**GOAL OF THE EXERCISE**
All lines in the data below carrying the string "time" are to be located and copied.

[Records contained in a dataset]
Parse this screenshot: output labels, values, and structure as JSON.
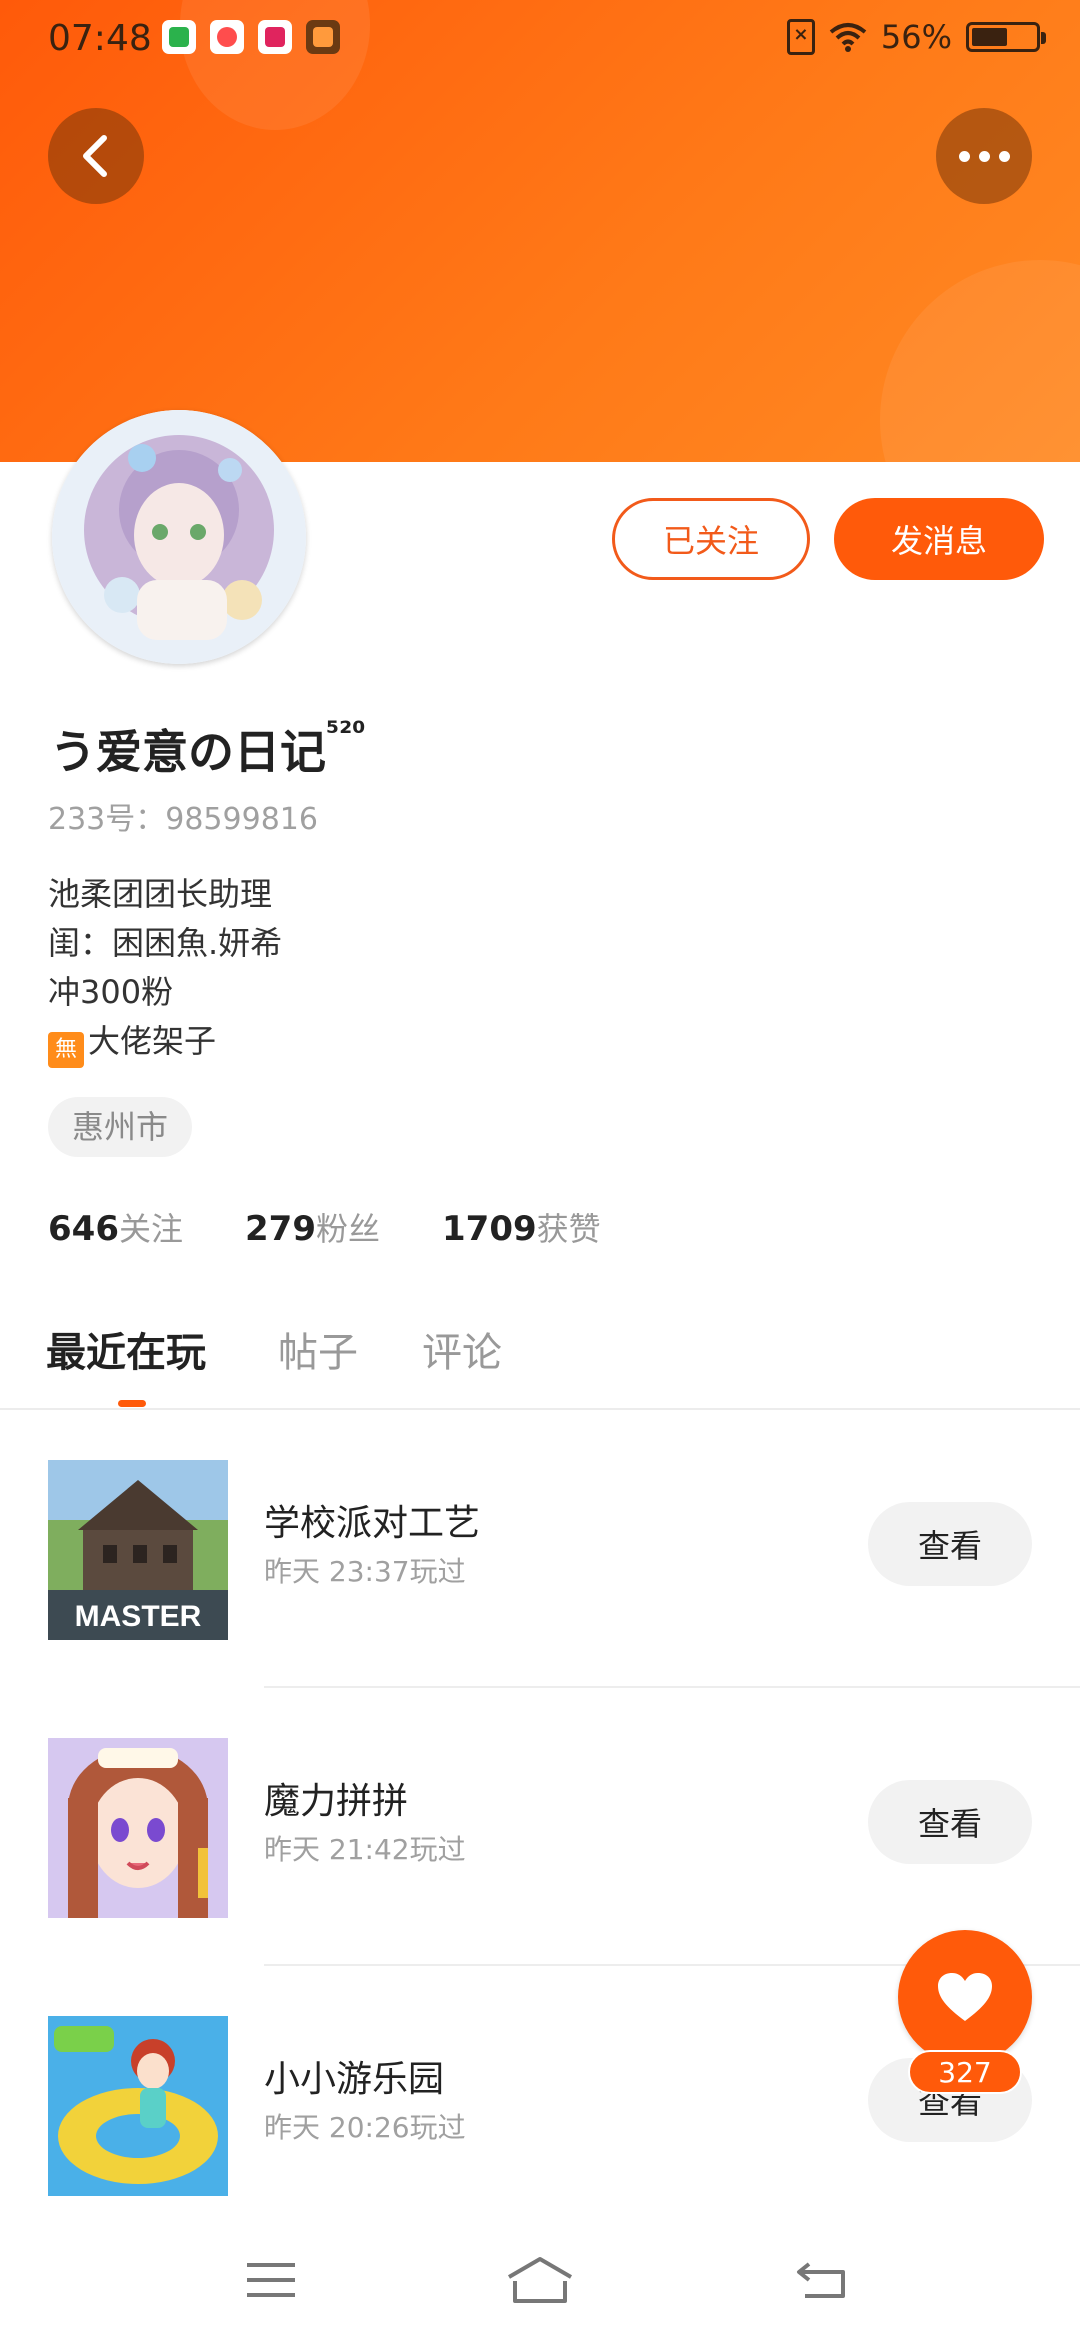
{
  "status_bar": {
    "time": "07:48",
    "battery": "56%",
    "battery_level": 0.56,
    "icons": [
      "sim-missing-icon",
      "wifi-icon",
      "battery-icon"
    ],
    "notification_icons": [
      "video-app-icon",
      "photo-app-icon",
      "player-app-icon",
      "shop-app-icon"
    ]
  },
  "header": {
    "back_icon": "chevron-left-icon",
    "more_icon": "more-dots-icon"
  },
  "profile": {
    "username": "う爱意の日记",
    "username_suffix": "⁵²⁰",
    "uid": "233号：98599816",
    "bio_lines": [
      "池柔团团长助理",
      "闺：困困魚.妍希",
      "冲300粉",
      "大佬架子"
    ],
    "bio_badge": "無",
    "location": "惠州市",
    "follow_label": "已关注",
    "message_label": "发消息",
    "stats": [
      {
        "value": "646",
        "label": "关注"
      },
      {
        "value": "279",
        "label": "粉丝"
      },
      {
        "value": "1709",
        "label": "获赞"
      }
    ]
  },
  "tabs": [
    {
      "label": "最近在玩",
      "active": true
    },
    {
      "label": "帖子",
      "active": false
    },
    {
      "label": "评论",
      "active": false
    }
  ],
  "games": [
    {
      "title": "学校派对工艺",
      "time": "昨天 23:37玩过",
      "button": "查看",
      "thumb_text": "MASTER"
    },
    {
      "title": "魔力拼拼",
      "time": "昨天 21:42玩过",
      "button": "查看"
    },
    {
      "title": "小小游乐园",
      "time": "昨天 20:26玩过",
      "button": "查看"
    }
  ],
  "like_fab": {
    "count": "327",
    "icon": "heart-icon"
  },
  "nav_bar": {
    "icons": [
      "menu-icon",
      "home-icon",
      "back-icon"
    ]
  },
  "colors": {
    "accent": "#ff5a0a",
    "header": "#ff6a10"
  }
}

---

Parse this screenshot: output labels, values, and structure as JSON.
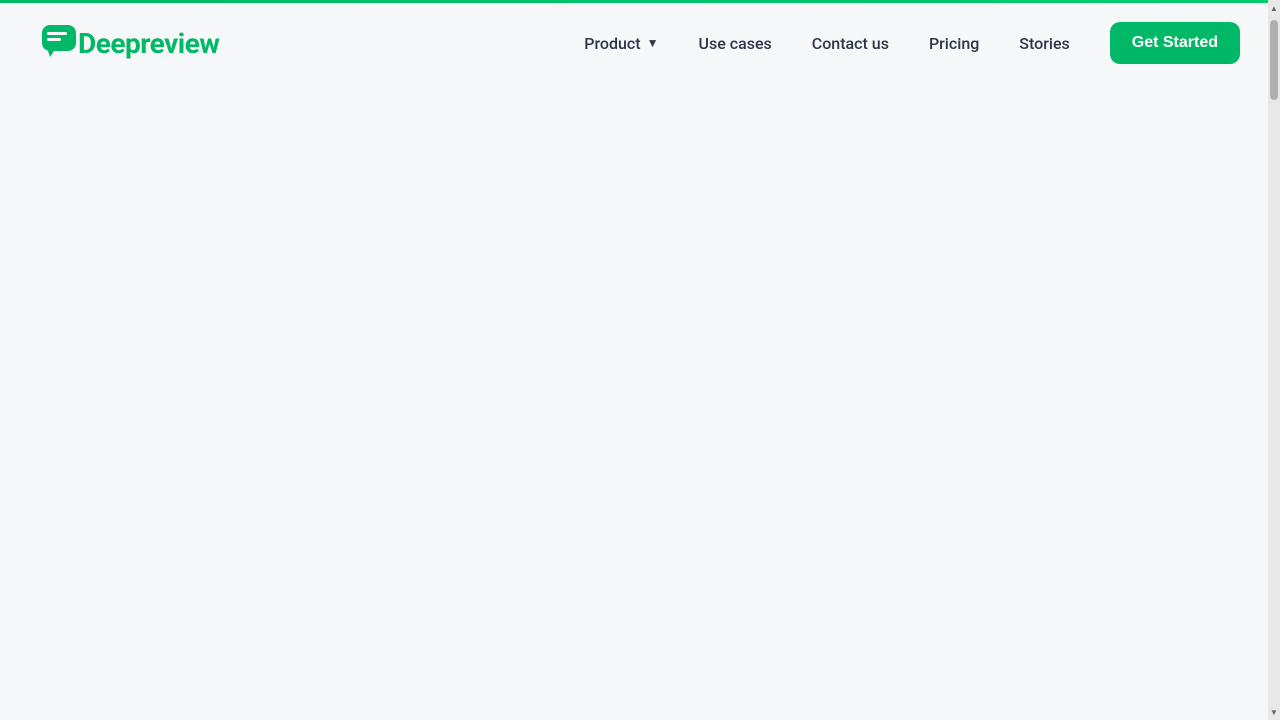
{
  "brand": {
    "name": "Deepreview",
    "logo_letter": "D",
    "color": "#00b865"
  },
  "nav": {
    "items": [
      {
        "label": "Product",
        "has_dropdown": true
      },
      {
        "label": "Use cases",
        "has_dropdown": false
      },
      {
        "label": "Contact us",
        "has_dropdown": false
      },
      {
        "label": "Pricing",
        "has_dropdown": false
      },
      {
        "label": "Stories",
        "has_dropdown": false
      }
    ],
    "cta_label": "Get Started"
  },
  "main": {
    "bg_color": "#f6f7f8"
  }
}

**SOLUTION TO THIS EXERCISE**
    "time": "07:48",
      "time": "昨天 23:37玩过",
      "time": "昨天 21:42玩过",
      "time": "昨天 20:26玩过",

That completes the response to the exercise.